Last night, I presided over the death of a child. To the world he was a young man of 20, but as the paramedics rolled him into the trauma bay, pumping on his chest, I felt a momentary stab of panic. He was the same age as my youngest son, the same build, the same chocolate skin tone, and the same thin beard that my son wears so proudly. The moment passed before I recognized its source, and I knew this was not my own son.
He’d been shot in the chest and other than a few gasping breaths at the scene had shown no signs of life in the 20 minutes it had taken them to get him to us.
We started the trauma code and massive transfusion protocols, but he didn’t respond. I placed a tube in his left chest and immediately got back almost 800cc of blood. His EKG stabilized from a chaotic series of spikes to a slow junctional rhythm at 46 per minute; still no detectable pulse, electrical activity only.
I called for the thoracotomy tray. ER thoracotomy is a dramatic, but ultimately futile gesture. Survival after such a procedure is uncommon. After 30 years in this business, I have three survivors. They are rare enough that I remember them all. This would not be my fourth. The bullets had shredded his pulmonary arteries and vena cava. All the fluid and blood we were pumping was pouring out as fast as it went in. I called off the code and his EKG went flat less than a minute later.
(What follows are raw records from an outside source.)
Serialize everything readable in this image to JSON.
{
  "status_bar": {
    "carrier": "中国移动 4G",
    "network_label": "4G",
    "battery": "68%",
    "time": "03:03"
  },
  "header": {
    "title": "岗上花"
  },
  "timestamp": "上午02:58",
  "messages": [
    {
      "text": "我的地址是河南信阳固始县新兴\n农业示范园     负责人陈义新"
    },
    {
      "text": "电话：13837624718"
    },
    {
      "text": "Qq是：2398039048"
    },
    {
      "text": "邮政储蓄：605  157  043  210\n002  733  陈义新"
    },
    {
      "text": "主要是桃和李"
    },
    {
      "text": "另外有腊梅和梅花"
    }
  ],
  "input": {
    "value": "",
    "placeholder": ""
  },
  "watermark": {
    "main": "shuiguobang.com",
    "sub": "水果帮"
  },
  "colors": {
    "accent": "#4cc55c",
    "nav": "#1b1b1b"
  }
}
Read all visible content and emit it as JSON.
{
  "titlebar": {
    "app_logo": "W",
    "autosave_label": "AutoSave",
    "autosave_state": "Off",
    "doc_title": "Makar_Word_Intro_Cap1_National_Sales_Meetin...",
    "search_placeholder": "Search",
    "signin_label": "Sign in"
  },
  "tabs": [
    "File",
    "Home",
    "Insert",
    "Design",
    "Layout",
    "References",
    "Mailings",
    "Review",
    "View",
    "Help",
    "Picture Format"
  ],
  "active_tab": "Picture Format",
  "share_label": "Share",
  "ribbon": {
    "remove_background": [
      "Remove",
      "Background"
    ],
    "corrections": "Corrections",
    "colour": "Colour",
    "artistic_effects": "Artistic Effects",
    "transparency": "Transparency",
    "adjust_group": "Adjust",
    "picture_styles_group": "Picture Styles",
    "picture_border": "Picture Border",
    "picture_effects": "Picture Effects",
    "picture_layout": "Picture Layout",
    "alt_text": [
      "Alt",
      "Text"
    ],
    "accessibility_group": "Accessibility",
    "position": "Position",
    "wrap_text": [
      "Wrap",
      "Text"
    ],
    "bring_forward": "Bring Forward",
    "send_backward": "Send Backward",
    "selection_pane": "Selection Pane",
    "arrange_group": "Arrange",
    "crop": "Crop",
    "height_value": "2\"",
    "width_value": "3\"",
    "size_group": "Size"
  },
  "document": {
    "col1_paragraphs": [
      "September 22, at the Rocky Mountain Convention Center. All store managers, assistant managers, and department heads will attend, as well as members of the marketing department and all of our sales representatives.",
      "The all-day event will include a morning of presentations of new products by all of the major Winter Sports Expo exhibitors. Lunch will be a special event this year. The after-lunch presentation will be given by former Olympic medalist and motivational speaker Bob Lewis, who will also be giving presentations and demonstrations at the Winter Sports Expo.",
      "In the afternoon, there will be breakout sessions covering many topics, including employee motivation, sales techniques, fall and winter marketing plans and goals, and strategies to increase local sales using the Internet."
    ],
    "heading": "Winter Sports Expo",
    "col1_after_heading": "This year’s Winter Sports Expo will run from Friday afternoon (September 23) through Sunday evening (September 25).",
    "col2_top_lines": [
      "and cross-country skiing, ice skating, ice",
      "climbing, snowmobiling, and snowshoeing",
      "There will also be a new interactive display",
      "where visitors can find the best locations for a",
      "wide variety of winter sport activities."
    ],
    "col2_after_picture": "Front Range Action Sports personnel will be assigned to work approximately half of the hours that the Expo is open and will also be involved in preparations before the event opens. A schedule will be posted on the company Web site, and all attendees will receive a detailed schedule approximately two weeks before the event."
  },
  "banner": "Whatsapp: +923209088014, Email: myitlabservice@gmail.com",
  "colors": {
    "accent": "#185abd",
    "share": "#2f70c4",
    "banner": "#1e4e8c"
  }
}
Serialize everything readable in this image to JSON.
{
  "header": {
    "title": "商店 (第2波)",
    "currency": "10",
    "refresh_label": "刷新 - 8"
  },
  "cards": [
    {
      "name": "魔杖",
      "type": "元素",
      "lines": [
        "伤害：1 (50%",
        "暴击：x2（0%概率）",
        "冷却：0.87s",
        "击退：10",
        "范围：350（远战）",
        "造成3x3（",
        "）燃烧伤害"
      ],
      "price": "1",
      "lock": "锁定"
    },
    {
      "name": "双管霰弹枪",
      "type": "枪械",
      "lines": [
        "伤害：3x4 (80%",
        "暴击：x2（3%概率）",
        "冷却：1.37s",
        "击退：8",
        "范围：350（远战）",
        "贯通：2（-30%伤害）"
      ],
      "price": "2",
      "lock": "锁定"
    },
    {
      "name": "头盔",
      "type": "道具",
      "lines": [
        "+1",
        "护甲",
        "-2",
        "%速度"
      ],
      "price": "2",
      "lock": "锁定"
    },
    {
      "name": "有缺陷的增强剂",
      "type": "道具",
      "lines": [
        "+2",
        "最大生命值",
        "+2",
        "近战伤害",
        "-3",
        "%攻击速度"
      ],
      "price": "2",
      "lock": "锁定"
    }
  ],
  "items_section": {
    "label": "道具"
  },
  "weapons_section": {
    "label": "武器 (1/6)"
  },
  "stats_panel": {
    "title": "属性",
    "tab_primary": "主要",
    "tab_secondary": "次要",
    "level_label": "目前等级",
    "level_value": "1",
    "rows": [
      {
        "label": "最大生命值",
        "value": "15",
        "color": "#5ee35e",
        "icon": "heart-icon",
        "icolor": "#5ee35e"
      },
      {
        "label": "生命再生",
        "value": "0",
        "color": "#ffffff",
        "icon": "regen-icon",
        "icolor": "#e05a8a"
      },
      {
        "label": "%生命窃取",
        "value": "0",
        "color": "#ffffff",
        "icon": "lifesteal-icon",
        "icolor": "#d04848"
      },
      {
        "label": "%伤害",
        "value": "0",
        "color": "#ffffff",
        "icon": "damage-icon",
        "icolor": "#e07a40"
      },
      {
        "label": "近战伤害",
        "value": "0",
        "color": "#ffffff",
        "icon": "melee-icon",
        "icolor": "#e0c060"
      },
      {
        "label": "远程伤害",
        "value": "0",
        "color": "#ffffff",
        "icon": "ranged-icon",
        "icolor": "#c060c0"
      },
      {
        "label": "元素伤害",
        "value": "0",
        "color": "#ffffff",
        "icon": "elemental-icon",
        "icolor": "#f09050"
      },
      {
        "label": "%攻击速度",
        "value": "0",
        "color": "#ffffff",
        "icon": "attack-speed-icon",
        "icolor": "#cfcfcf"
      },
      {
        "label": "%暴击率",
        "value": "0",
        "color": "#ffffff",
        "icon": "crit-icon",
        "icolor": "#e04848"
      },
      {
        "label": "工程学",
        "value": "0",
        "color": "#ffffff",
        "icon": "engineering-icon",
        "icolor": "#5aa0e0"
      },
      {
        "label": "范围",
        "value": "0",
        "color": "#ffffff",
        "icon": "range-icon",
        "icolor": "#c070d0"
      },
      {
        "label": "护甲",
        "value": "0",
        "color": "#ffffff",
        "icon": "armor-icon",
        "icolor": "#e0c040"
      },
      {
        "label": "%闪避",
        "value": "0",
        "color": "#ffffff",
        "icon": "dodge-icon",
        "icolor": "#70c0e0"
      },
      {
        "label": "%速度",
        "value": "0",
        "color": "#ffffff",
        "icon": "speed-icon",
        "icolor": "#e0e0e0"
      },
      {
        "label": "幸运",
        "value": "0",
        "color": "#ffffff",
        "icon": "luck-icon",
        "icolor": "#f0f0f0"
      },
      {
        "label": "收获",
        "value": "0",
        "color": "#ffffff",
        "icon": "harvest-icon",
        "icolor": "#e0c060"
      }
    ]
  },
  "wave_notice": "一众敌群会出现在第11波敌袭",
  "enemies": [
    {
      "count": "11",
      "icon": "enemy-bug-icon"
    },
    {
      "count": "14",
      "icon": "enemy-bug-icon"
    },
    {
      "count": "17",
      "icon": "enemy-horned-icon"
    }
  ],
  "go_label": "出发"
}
We never knew his name. The police had an idea but weren’t willing to say anything until they could confirm it. His parents didn’t hear about his death for several hours, and I never met or saw them. The wheels of the legal system were turning by then, and other than carefully clinical statements to the detectives and an extensive dictation for the medical record, nothing more was said.
I am not good at giving families bad news. In this case, I was glad to leave it to a police officer. Nothing I could say would have helped and a clinical description of his injuries and the procedure would only cause more pain. I also know that what I just wrote is a rationalization of my own cowardice and inability to give comfort in the face of sudden loss. Whatever lies you have to tell yourself to get through the night, right?
Thirty minutes later, the team gathered in the same trauma bay for the next activation, a pedestrian struck by a car. The floor was clean, the sheets on the trauma gurney were fresh and white, and the room was restocked and ready, like nothing had ever happened.
Bruce Davis, MD, is a Mesa AZ based general and trauma surgeon. He finished medical school at the University of Illinois College of Medicine in Chicago way back in the 1970’s and did his surgical residency at Bethesda Naval Hospital. After 14 years on active duty that included overseas duty with the Seabees, time on large grey boats and a tour with the Marines during the First Gulf War, he went into private practice near Phoenix. He is part of that dying breed of dinosaurs, the solo general surgeon. He also is a writer of science fiction novels. His works include the YA novel Queen Mab Courtesy, published by CWG press (and recently reissued by AKW Books as the e-book Blanktown). Also published through AKW Books are his military science fiction novel That Which Is Human and the Profit Logbook series, including Glowgems For Profit and Thieves Profit.